Let me begin from a place of weakness. I am afraid to engage in this conversation publicly. I have dear friends who are passionately involved in this movement. I obviously agree that the current space allotted to QARC and bridges Multicultural Resource Center in the basement of Eshleman Hall prevents these groups from providing necessary services to vulnerable and marginalized groups of students. The cramped basement spaces don’t even get reliable cell reception. I stand in qualified solidarity.
But solidarity shouldn’t mean absolute, unquestioning support. I have reservations about the tone, goals and tactics of Fight4Spaces. I do not support their current demands for the Cal Student Store and the fifth floor of Eshleman, their inability or unwillingness to change their demands or their public protest mechanisms.
In an article last Sunday, Student Union Board member Kena Hazelwood-Carter said converting the Student Store would cost $750,000 just in payments to the private vendor … plus potential renovation costs, plus a potential lawsuit for breach of contract. No vendor or contract occupies Eshleman, but moving student government would take time and organization and resources that can all be better spent actually providing services to queer students and students of color.
Fight4Spaces has rejected proposed relocation spaces ranging from 2,000 to 4,000 square feet in MLK, Anna Head Alumni Hall and Hearst Field Annex A. They’ve dug their trenches, not moving, not giving an inch. If I recall AP Euro, all trench warfare produces is wasted artillery and casualties.
Even though I largely support this movement’s goals and politics, I’m afraid to criticize it. Anything short of complete agreement with current demands gets you skewered by a very angry, very organized group of people. A recent op-ed by representatives of the Student Union in ideological support of Fight4Spaces drew vicious criticism from movement leaders, who will take nothing less than turning over the fifth floor of Eshleman and the Student Store.
I’m a queer, trans student on this campus. I lived in housing that had QARC representation. I have a stake in how my identity is perceived and represented in campus politics. I am uncomfortable with the idea that being radical means being rigid, uncompromising and dogmatic.
I do not mean that demonstrators are too angry or confrontational. To tell anyone to be less angry would be obnoxious and hypocritical. I wake up angry. Anger is one of the most powerful tools in a radical toolbox. If anything, the demonstrations could stand to be more disruptive.
Protesting effectively at UC Berkeley is an uphill battle. Our campus’s culture dilutes the power of standard protest mechanisms — the short-term occupation of space, the chanting, the carrying signs and banners and blocking of one end of Sproul or another. On this campus, the standard student views a protest as an inconvenience or attraction, not a political action. Having to take an alternate route to class feels about as political as getting stuck in traffic because of a marathon.

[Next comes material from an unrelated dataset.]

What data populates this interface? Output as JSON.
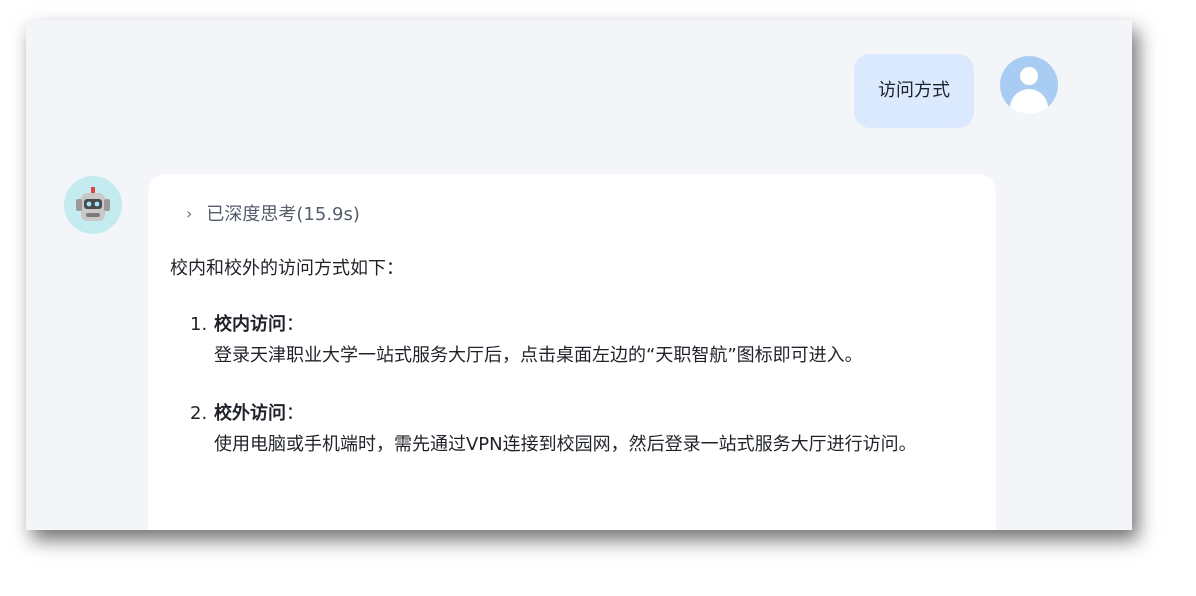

Protests here are a dime a dozen. What does resistance look like on a campus where we have a café named for a protest movement?
Recall Occupy Wheeler, 2014’s administration-tolerated sleepover, where I and dozens of other idealistic young people felt like we were making a difference. We sat in Wheeler Auditorium and argued about how much was too much Marxism and the movement’s stance on graffiti. Meanwhile, UCPD patrolled the unoccupied upper floors.
We never occupied Wheeler. We were temporarily permitted to stay.
During Occupy Wheeler, the power dynamics between students and university only shifted once: when we blockaded California Hall. That afternoon apparently spooked them enough to install an escape route from the chancellor’s office, lest students ever again lay siege to the administration.
Any protest that wants to achieve something bigger than shade on the Free and For Sale Facebook page or derisive, reductive Fox News coverage has to find a way to turn the tables on an apathetic student body and an administration that’s been through this rodeo over and over.
In good faith, I can’t give my full opinion on the tactics and message of Fight4Spaces until the movement is older. I don’t know how long it will last or what kind of long-term impact it will have. At this point in time we could be looking at the high water mark, or the initial groundswell of a future stable force in campus politics.
I hope QARC and bridges can find a resolution quickly. I hope they can be relocated into spaces where they can resume their main purpose: serving, representing, and advocating for their communities.
I hope the next time we are called upon to fight, we have a better battle plan.